══ Data ══

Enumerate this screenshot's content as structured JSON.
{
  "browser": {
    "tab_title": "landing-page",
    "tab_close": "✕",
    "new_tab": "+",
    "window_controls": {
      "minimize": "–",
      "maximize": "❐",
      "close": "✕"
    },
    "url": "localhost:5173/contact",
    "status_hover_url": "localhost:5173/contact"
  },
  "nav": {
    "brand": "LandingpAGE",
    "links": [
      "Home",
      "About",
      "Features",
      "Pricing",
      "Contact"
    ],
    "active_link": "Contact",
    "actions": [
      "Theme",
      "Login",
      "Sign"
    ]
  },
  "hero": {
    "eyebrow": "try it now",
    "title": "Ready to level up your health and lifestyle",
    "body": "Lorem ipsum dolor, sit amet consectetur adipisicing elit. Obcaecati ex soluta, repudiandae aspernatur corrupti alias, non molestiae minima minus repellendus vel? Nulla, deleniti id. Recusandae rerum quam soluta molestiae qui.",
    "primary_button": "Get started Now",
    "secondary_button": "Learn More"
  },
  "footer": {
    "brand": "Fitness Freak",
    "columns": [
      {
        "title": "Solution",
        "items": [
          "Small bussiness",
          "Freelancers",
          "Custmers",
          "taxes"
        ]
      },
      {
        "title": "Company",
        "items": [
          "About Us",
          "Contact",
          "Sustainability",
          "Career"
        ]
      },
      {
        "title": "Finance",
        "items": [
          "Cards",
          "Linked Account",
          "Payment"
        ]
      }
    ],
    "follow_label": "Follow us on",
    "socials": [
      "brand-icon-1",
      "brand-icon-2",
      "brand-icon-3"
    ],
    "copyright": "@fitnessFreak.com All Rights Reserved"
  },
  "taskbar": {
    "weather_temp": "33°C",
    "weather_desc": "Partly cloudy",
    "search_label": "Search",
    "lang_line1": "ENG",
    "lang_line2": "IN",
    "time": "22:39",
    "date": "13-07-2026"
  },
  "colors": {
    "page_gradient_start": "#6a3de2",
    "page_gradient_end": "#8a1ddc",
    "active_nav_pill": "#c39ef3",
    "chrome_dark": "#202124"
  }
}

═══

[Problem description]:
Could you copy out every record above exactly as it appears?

[Answer box]:
Enumerate this screenshot's content as structured JSON.
{
  "browser": {
    "tab_title": "landing-page",
    "tab_close": "✕",
    "new_tab": "+",
    "window_controls": {
      "minimize": "–",
      "maximize": "❐",
      "close": "✕"
    },
    "url": "localhost:5173/contact",
    "status_hover_url": "localhost:5173/contact"
  },
  "nav": {
    "brand": "LandingpAGE",
    "links": [
      "Home",
      "About",
      "Features",
      "Pricing",
      "Contact"
    ],
    "active_link": "Contact",
    "actions": [
      "Theme",
      "Login",
      "Sign"
    ]
  },
  "hero": {
    "eyebrow": "try it now",
    "title": "Ready to level up your health and lifestyle",
    "body": "Lorem ipsum dolor, sit amet consectetur adipisicing elit. Obcaecati ex soluta, repudiandae aspernatur corrupti alias, non molestiae minima minus repellendus vel? Nulla, deleniti id. Recusandae rerum quam soluta molestiae qui.",
    "primary_button": "Get started Now",
    "secondary_button": "Learn More"
  },
  "footer": {
    "brand": "Fitness Freak",
    "columns": [
      {
        "title": "Solution",
        "items": [
          "Small bussiness",
          "Freelancers",
          "Custmers",
          "taxes"
        ]
      },
      {
        "title": "Company",
        "items": [
          "About Us",
          "Contact",
          "Sustainability",
          "Career"
        ]
      },
      {
        "title": "Finance",
        "items": [
          "Cards",
          "Linked Account",
          "Payment"
        ]
      }
    ],
    "follow_label": "Follow us on",
    "socials": [
      "brand-icon-1",
      "brand-icon-2",
      "brand-icon-3"
    ],
    "copyright": "@fitnessFreak.com All Rights Reserved"
  },
  "taskbar": {
    "weather_temp": "33°C",
    "weather_desc": "Partly cloudy",
    "search_label": "Search",
    "lang_line1": "ENG",
    "lang_line2": "IN",
    "time": "22:39",
    "date": "13-07-2026"
  },
  "colors": {
    "page_gradient_start": "#6a3de2",
    "page_gradient_end": "#8a1ddc",
    "active_nav_pill": "#c39ef3",
    "chrome_dark": "#202124"
  }
}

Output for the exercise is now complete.